In an inadvertent generalisation, he says that “Europe is not like Africa, because while there is an audience for our music, African countries do not invest massively in cultural events so music concerts are generally scarce there.”
In addition to European countries, Ousmane has played in Kazakhstan, Turkey, Korea, the US, Canada and Japan, but not yet a Middle Eastern country.
From East to West, a melange of melodies
Discussing Tuareg music without touching on the influence of the renowned Tuareg band Tinariwen is almost out of the question. Tinariwen was considered one of the first Tuareg bands to introduce the desert blues style and receive international recognition.
The band’s musical style and political message influenced many Tuareg musicians who took pride in this stance, and in having rubbed shoulders with its members.
"Understanding the complex history of the Tuaregs is essential to understanding their love for the Sahara and their identity"
Ousmane tells the story of his childhood where he often listened to Tinariwen and attempted to imitate the band’s style and play their songs. “Tinariwen had a large influence on my music,” he says, adding, “I was also equally influenced by other music genres and bands, such as blues and Pink Floyd."
He says that he is influenced to produce his original music by all different melodies.
True to his word, the band’s latest album Tamotaït meaning hope for a positive change in the Tuareg language, is a musical fusion encompassing Japanese orchestrations and English lyrics sung by the Moroccan singer Hindi Zahra.
While the Tuaregs and more broadly the Berbers live alongside Arabs, their music styles are different. “While Arabic and Tamasheq cultures are similar, the music has some differences. As for the Tuareg music, the main instrument is the electric guitar while Arabic music relays on Oud.”
He continues to explain how different instruments give different feels, and for him, Tuareg music gives the listener a feel of blues and rock because of the electric riffs.
Ousmane confirms that he listens to Lebanese, Syrian, Saudi, Jordanian, and Yemeni artists, although an opportunity for cooperation has not arisen yet.
Azawad: state, identity and fragmentation
Most Tuareg musicians, including Ousmane, talk openly about Azawad, the aspirant state for the Tuaregs which once saw the light of day when a secular rebel group declared independence in northern Mali in April 2012.
The short-lived state quickly crumbled and the rebels signed a peace accord with the Malian government in 2015, brokered by Algeria.
Ousmane hails from Kidal, once the capital of Azawad. He explains that “historically the Tuaregs have inhabited the whole of the Sahara area, but colonial France has divided it and created nation-states forging an artificial connection between different ethnicities in this region."
He quips that he does not intend to give a history lesson but, to him, “understanding the complex history of the Tuaregs is essential to understanding their love for the Sahara and their identity." Therefore, Tamikrest’s message through their music is to make the Tuareg culture and poetry accessible to all.

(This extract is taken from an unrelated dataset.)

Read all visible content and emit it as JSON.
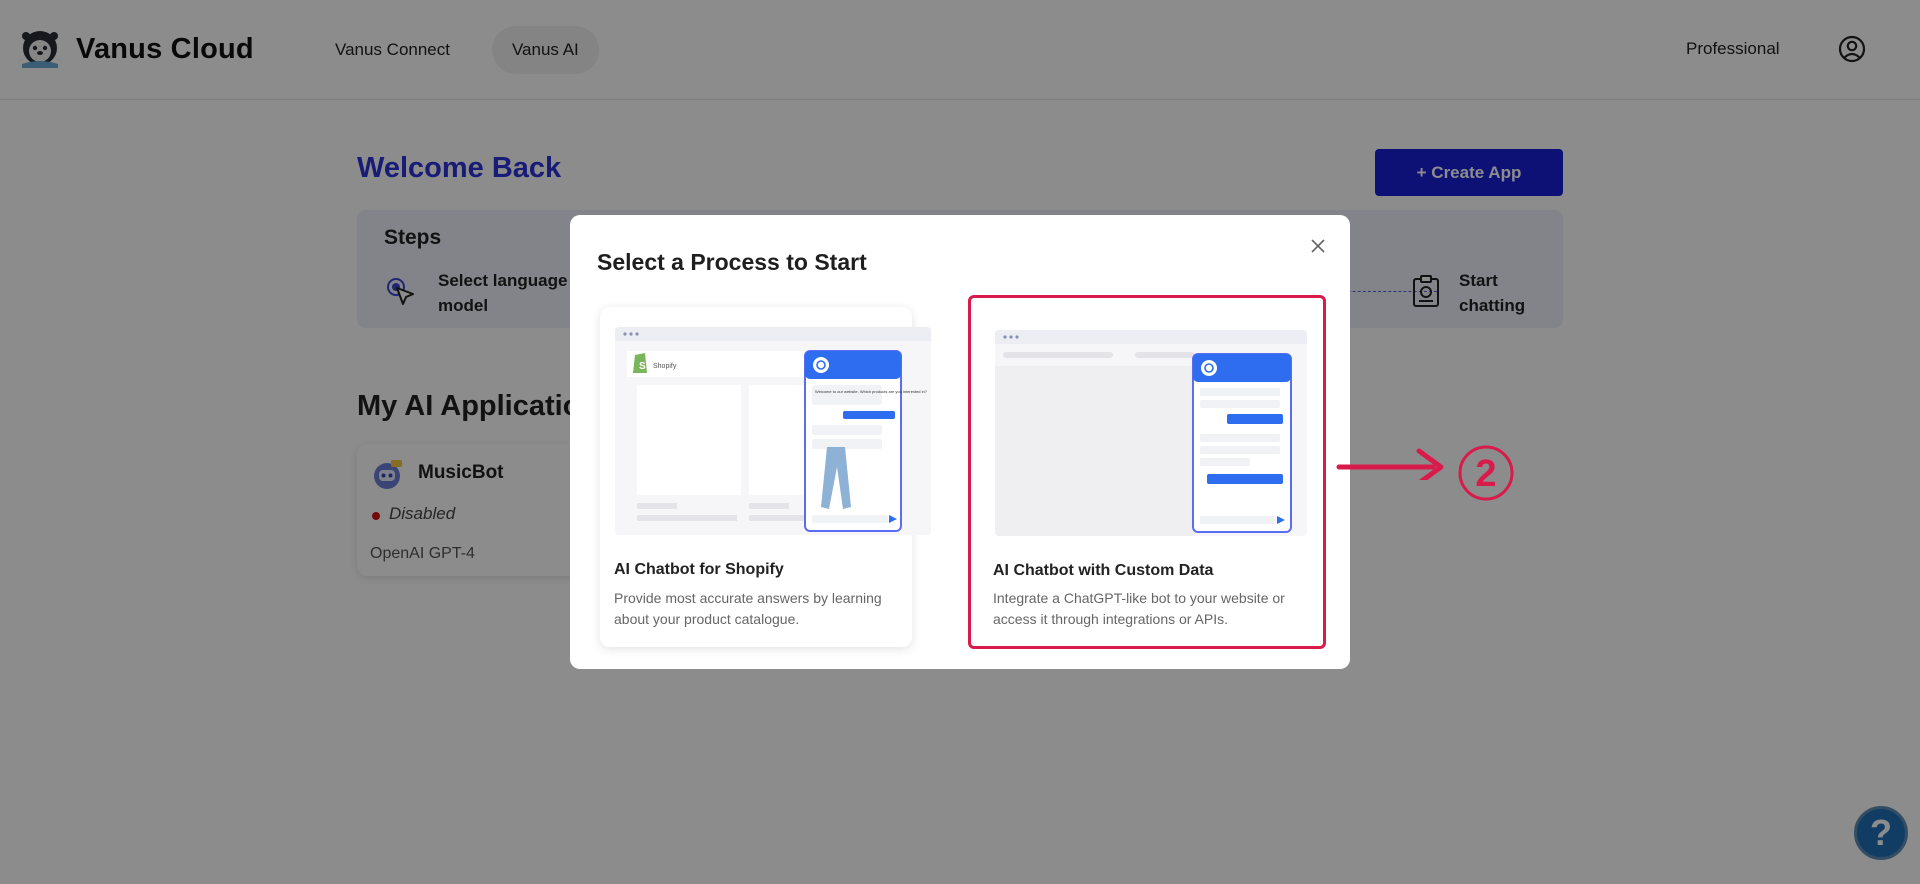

"Although based in Algeria, I’m a nomadic artist, I travel a lot and since 2014 I keep coming back to Kidal," he says, but retorts that “it's true, there were times when I did not visit, but these were the times when there was Al-Qaeda.”

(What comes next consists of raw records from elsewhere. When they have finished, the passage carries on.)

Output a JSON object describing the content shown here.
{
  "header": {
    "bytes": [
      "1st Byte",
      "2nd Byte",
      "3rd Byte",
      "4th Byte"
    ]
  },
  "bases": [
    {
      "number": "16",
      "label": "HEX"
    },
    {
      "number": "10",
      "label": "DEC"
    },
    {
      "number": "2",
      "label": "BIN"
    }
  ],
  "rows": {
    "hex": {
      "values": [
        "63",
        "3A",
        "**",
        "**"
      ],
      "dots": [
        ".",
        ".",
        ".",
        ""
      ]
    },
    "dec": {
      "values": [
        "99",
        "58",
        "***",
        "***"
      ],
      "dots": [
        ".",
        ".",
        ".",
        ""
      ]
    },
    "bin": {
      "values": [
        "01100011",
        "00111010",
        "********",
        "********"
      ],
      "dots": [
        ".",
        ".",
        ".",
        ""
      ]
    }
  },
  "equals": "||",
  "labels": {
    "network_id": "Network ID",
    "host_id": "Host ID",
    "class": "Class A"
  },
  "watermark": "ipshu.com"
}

Ag Mossa’s aspiration for a Tuareg state is clear. He says that the fact that Tuaregs don't have an independent state is a question that he dwelled on, and to him, he sees no geopolitical obstacle to it.
“For many internal and external actors, they see the Sahara as a place for exploring uranium and oil, for me, it is the land to which we belong.” He concludes, that he has “a lot of love for the Sahara.”

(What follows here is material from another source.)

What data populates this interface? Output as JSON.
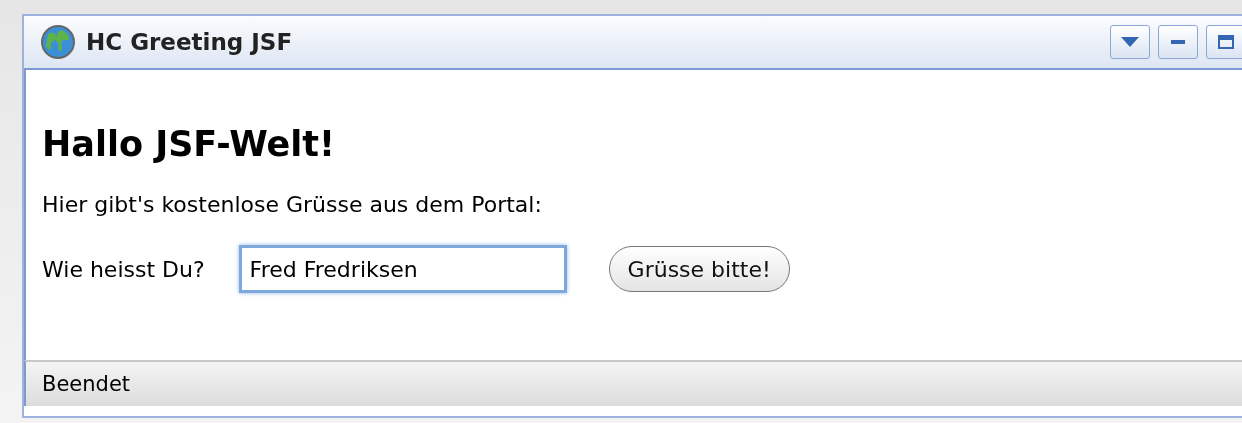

Azawad along with the Tuareg identity and cause remain at the front and centre of Tamikrest and the Tuareg music.
People should try “to understand the cause and keep the conversation going regarding the Tuareg identity,” concludes Ag Mossa.
Aman Al Bezreh is a trilingual journalist, a media training consultant at OpenDemocracy and a security analyst for West Africa and the Sahel.
Follow her on Twitter: @AmanBezreh